» About this task: Report every line of the data that includes "time".

» Entries provided:
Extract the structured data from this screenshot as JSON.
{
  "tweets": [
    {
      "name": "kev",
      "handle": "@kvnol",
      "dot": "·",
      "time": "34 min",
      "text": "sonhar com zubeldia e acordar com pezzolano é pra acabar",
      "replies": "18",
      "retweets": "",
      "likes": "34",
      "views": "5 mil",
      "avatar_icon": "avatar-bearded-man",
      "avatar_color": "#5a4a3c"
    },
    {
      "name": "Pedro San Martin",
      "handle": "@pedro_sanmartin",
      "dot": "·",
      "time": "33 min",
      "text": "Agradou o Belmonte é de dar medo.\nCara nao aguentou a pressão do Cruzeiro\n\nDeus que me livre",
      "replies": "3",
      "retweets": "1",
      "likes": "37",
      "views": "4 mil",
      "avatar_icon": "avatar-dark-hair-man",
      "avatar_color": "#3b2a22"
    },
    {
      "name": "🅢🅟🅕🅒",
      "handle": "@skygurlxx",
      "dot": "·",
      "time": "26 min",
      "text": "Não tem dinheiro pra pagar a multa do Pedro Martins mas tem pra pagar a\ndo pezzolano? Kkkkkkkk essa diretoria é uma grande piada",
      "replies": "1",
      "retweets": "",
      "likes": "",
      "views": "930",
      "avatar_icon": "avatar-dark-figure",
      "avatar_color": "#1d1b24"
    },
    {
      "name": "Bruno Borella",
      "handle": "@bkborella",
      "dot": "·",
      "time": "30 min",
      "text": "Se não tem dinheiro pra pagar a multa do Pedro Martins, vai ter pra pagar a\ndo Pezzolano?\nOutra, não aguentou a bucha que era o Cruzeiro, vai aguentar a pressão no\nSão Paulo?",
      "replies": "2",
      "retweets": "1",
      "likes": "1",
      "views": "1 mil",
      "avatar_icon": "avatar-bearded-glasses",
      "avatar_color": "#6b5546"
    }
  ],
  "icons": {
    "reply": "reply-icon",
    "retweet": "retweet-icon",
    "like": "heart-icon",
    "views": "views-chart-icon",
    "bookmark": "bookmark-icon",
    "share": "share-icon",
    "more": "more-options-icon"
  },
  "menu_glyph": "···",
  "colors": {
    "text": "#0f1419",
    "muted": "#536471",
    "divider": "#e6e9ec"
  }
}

» Solution to the exercise:
      "time": "34 min",
      "time": "33 min",
      "time": "26 min",
      "time": "30 min",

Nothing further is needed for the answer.